When extreme weather strikes, older adults can be especially vulnerable.
They’re more likely to lack reliable transportation or have medical issues that make it hard to evacuate.
“They’re more likely to have a diminished social circle. They might not be as attuned to certain channels of communication by which warnings go out,” says Jason Rhoades of the Center for Climate Preparedness and Community Resilience at Antioch University New England.
He’s been running focus groups with seniors to understand how best to keep them safe.
He says it’s important to engage older adults in resilience planning and to work with people and organizations that they already know and trust.
For example, he says community- and faith-based groups can help provide seniors with information about climate risks, alert systems, and other resources.
And events like block parties can help seniors get to know their neighbors. Then, during an emergency, they may feel more comfortable asking for help, and people know to check on them.

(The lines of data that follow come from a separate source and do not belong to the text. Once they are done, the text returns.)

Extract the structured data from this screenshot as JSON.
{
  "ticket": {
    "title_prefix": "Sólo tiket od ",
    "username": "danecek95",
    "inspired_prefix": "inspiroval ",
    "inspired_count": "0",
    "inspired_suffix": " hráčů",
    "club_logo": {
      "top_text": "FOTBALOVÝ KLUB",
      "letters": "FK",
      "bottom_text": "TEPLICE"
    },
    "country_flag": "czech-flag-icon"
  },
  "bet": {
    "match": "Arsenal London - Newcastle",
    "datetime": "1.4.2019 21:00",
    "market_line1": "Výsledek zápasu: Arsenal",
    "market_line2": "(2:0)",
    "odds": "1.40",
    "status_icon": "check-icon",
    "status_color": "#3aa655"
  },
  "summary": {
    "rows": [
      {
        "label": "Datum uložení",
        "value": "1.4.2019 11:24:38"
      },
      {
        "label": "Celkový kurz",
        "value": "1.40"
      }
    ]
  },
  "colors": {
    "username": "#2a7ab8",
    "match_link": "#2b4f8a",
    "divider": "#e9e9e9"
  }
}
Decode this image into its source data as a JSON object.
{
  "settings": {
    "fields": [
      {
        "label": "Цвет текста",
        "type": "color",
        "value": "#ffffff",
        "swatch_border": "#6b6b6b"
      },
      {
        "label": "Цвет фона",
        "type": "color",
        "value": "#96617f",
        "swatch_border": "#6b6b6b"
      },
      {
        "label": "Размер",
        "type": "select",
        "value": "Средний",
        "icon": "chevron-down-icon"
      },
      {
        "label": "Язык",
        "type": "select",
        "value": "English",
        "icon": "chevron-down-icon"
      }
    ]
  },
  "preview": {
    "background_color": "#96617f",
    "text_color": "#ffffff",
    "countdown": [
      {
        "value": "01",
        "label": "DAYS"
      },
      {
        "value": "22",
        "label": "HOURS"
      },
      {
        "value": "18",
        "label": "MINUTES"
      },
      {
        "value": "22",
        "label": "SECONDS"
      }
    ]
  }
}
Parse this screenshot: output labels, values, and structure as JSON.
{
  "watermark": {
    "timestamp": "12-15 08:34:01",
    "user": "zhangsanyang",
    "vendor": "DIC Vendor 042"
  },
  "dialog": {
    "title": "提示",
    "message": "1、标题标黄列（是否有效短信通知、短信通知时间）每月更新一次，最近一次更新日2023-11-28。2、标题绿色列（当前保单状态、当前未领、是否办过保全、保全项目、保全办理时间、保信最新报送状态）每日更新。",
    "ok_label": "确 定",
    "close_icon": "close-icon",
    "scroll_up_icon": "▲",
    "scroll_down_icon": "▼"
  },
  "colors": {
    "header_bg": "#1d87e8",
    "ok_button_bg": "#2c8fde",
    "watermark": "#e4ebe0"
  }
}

Rhoades says taking a community-based approach to resilience can provide many benefits.
“So that it’s not only helping address their vulnerability to climate change, but it’s also helping improve quality of life more broadly … to have this sense of community engagement and cohesion,” he says.
Reporting credit: Sarah Kennedy/ChavoBart Digital Media